Our approaches to the subject matter are very different. This is a slamming indictment on the proliferation of trend hopping fake artists and the idiots that gobble it up. I hope that this film is on a more positive and experimental tip.
What's your background as an artist and filmmaker? Are you originally from London? How's the London street art scene compare to other cities?
I’m actually from the Mediterranean, but have been here for over 20 years now and call London home. I made a load of music videos, ads, music documentaries and animations before this and have rap sprayed a bunch of public transport slave tins in my checkered past; so I think its fair to say I possess the delicate balance of skills and understanding required to turn this mutha out.
The energy of graffiti/street art has a tendency to roll throughout the world like a big wave. I think the set has just passed through here and is on its way further afield. Unfortunately London seems to get a lot of the good stuff before the others, milk the fuck out of it then forget about it as soon as possible as if it was old hat and unfashionable.
Places that are maintaining and developing scenes are more interesting to look at. I think it's still really strong in mainland Europe, New York, Australia, Brazil, Mexico, Greece and loads of other places we aim to look at in the film.
When do you anticipate DOTS being available for the public to view? How do you plan on getting the word out when it's released?
The film is made up of modular segments so I plan on having some preview screenings as parts are completed. For example, we already shot and edited part of the film in India with Cyclops. We have a few previews coming up in the US and Australia which we’ll let peeps know the details of on the Dots website. So keep checking that out for updates.
On completion this magnum opus should be in the cinema, on the tele, internet and DVD. There's no point in going to all this effort unless people get to see it everywhere. In the meantime, we need more funds to keep going and gathering great footage. So please buy some art and get involved.

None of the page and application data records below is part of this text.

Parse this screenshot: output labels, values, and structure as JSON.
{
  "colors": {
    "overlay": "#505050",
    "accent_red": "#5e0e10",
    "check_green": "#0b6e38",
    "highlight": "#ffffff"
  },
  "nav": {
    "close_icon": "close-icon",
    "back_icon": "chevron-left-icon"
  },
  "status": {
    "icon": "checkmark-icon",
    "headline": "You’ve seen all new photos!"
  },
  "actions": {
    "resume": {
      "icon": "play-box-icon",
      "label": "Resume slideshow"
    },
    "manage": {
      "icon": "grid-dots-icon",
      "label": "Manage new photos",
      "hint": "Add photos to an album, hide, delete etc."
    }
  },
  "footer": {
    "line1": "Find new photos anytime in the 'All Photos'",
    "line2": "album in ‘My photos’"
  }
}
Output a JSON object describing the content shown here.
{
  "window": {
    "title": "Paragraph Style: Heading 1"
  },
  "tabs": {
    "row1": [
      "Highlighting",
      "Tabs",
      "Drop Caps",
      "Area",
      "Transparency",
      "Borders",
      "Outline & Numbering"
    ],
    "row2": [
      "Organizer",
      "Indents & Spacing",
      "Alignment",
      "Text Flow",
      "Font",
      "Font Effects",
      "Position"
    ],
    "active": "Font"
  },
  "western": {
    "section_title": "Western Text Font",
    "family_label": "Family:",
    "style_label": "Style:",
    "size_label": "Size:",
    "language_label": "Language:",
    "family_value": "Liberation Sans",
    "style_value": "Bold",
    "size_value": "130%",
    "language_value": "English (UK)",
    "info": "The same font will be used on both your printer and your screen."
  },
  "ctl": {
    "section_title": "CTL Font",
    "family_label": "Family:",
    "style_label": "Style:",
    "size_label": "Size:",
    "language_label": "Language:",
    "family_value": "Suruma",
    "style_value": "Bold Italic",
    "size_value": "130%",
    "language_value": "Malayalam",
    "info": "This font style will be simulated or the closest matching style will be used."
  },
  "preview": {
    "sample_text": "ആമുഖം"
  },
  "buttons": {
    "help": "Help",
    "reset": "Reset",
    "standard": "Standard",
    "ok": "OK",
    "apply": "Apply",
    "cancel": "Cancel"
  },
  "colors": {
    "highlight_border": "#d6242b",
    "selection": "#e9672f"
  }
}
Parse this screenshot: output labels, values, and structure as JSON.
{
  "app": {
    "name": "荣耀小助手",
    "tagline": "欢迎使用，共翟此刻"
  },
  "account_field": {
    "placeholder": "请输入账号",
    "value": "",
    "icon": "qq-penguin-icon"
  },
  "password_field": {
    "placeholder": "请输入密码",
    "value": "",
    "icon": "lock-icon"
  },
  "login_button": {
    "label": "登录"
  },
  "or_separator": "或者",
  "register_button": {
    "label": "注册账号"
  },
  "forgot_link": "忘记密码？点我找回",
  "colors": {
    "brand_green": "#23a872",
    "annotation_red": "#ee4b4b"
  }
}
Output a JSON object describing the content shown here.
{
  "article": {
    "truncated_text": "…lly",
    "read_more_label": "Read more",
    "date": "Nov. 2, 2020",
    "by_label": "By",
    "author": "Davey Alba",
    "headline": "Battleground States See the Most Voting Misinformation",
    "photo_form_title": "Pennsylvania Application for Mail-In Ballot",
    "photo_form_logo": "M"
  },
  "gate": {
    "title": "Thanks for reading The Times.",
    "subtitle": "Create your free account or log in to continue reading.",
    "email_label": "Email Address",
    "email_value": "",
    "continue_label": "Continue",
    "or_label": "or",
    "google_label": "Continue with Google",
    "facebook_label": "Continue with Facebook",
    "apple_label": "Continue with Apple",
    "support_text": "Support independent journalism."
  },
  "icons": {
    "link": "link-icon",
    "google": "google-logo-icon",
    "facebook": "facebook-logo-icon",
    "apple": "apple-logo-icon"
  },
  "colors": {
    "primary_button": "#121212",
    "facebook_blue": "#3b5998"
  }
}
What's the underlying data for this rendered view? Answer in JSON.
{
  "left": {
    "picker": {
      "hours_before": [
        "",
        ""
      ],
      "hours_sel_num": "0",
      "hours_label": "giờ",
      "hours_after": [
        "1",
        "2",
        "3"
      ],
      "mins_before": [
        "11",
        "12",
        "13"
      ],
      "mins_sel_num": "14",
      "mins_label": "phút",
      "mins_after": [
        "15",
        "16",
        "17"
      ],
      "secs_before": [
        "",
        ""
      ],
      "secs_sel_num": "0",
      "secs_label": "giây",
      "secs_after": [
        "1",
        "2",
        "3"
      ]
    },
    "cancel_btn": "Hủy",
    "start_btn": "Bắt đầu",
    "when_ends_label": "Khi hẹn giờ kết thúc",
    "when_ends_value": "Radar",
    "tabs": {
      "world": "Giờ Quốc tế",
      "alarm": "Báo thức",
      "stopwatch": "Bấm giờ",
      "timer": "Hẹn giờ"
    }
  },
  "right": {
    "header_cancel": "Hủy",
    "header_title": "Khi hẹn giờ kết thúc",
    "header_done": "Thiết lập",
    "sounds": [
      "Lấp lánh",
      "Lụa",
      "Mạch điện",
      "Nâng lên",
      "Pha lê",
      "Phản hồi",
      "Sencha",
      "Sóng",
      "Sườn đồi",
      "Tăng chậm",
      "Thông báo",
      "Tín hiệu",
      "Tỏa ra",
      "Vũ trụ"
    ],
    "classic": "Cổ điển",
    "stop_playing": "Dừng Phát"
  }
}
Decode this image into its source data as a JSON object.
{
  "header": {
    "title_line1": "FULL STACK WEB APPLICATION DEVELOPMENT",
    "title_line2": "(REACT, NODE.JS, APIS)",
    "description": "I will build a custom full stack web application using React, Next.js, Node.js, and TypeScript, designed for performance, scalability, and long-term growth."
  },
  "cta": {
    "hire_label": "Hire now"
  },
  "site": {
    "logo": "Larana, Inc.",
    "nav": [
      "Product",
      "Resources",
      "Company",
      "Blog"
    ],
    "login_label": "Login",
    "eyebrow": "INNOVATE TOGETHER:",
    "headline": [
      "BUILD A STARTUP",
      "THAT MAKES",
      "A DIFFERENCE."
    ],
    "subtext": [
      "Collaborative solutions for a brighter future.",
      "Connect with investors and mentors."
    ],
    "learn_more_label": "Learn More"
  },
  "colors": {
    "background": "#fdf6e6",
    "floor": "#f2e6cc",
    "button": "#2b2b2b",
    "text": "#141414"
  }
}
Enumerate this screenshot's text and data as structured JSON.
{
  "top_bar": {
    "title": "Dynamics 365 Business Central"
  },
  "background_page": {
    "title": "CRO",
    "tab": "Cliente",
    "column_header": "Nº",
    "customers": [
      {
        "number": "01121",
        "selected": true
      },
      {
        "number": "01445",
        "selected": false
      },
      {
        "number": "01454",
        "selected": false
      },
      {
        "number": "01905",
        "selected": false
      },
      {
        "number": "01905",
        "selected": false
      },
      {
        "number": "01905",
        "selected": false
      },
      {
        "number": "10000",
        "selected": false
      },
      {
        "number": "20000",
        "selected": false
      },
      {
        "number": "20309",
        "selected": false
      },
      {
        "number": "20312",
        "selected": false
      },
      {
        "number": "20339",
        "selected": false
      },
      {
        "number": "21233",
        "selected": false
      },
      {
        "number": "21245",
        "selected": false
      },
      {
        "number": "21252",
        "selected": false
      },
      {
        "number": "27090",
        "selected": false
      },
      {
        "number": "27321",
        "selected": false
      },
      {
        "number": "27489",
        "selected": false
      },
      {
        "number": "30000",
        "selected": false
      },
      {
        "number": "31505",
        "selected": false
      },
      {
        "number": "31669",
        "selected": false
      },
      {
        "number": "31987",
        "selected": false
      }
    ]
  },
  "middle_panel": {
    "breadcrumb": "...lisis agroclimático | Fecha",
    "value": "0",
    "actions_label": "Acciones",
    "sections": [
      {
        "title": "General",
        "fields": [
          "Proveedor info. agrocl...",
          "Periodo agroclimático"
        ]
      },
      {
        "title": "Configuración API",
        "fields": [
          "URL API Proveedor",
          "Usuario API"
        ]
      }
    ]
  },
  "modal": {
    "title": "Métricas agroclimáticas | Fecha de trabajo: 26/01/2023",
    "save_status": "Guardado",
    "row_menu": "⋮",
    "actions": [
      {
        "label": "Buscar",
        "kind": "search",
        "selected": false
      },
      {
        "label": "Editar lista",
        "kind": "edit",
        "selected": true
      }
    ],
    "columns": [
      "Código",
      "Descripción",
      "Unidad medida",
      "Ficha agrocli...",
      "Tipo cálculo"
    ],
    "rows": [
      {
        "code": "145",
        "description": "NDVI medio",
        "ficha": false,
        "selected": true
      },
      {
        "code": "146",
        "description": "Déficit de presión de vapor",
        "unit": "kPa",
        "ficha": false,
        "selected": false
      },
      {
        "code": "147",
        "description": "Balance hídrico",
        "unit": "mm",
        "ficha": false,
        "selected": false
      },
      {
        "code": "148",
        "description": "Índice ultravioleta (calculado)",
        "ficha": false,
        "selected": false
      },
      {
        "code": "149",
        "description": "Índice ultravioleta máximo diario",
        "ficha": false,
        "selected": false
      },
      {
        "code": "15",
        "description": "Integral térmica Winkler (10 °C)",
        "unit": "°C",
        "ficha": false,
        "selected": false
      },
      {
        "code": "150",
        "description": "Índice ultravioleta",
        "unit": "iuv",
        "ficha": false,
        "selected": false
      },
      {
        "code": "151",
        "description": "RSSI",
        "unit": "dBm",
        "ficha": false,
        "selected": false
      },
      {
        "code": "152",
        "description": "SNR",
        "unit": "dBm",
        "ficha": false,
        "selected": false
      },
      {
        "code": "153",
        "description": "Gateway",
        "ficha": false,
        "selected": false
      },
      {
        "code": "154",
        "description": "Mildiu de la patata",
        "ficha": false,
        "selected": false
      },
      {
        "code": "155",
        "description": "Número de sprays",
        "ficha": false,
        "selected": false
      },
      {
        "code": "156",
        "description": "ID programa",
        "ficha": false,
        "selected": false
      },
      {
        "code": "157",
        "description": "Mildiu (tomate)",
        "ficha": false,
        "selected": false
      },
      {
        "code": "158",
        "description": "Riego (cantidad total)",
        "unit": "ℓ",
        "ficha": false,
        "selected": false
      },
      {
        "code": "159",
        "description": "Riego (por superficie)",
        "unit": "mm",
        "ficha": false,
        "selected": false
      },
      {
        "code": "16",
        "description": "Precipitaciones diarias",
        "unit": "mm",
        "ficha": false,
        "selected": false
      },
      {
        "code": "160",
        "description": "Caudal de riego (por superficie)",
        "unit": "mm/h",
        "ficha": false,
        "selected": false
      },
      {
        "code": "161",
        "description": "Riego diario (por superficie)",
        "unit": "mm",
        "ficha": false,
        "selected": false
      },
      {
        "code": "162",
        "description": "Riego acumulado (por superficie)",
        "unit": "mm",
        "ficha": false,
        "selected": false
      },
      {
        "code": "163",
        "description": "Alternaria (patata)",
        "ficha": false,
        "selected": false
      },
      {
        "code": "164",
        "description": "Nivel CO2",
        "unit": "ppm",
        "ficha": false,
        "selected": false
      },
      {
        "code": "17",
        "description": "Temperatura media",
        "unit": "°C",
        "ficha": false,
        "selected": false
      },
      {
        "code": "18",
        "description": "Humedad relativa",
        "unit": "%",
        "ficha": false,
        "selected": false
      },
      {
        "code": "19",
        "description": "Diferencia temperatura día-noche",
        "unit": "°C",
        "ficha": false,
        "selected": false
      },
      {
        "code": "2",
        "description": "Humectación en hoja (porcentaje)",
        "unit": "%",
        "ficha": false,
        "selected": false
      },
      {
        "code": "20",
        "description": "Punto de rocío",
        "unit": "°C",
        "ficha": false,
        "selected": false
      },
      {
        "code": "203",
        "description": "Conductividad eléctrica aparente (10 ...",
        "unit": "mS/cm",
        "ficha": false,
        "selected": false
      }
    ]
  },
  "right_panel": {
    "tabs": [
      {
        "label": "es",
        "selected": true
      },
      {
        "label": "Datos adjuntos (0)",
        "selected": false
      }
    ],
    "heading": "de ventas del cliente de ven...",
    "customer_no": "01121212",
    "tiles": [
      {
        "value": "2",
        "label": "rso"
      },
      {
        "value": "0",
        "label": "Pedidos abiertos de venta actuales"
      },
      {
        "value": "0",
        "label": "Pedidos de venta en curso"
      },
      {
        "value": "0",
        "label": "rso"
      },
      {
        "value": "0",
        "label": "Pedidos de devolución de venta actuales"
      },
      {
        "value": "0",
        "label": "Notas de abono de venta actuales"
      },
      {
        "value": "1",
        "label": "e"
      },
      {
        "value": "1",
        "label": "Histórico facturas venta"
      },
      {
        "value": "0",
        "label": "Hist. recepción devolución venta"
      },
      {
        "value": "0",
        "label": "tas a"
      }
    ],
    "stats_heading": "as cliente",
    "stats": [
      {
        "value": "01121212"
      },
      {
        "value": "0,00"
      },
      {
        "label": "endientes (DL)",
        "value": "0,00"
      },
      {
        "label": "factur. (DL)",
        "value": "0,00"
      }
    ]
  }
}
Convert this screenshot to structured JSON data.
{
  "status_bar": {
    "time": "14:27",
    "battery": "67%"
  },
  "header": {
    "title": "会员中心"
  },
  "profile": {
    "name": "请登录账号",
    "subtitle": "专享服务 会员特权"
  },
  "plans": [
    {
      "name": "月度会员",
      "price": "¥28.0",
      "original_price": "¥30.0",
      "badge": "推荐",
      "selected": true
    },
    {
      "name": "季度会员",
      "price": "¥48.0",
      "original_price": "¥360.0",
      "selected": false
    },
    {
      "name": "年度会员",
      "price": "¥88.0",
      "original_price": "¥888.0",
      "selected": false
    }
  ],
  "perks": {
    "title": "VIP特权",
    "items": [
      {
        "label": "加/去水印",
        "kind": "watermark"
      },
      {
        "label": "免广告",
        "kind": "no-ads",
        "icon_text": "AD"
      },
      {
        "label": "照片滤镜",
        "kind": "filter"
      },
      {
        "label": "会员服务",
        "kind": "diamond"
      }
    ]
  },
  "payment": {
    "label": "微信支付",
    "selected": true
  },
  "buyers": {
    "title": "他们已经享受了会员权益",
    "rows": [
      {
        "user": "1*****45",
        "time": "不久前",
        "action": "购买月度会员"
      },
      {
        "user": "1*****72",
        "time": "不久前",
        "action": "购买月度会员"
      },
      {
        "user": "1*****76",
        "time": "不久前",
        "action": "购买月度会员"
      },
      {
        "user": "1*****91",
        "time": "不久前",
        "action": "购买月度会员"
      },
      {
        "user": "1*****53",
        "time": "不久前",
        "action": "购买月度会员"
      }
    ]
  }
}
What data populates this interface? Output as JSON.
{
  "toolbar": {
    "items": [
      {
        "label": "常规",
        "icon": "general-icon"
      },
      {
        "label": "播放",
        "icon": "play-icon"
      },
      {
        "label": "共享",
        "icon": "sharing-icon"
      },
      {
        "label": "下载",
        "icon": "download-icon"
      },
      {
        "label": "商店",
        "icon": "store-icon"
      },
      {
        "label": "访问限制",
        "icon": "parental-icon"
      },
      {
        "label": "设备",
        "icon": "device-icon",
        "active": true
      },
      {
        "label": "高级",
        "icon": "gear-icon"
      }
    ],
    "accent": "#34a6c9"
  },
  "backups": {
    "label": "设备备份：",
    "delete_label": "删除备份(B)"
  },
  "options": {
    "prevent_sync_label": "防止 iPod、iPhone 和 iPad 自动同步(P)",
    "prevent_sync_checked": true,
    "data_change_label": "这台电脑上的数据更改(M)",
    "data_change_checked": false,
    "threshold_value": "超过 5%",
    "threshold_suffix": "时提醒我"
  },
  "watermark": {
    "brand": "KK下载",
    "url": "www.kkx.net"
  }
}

More on DOTS at www.dotsthefilm.com
Interview by Chris Osburn.
Photos by RomanyWG.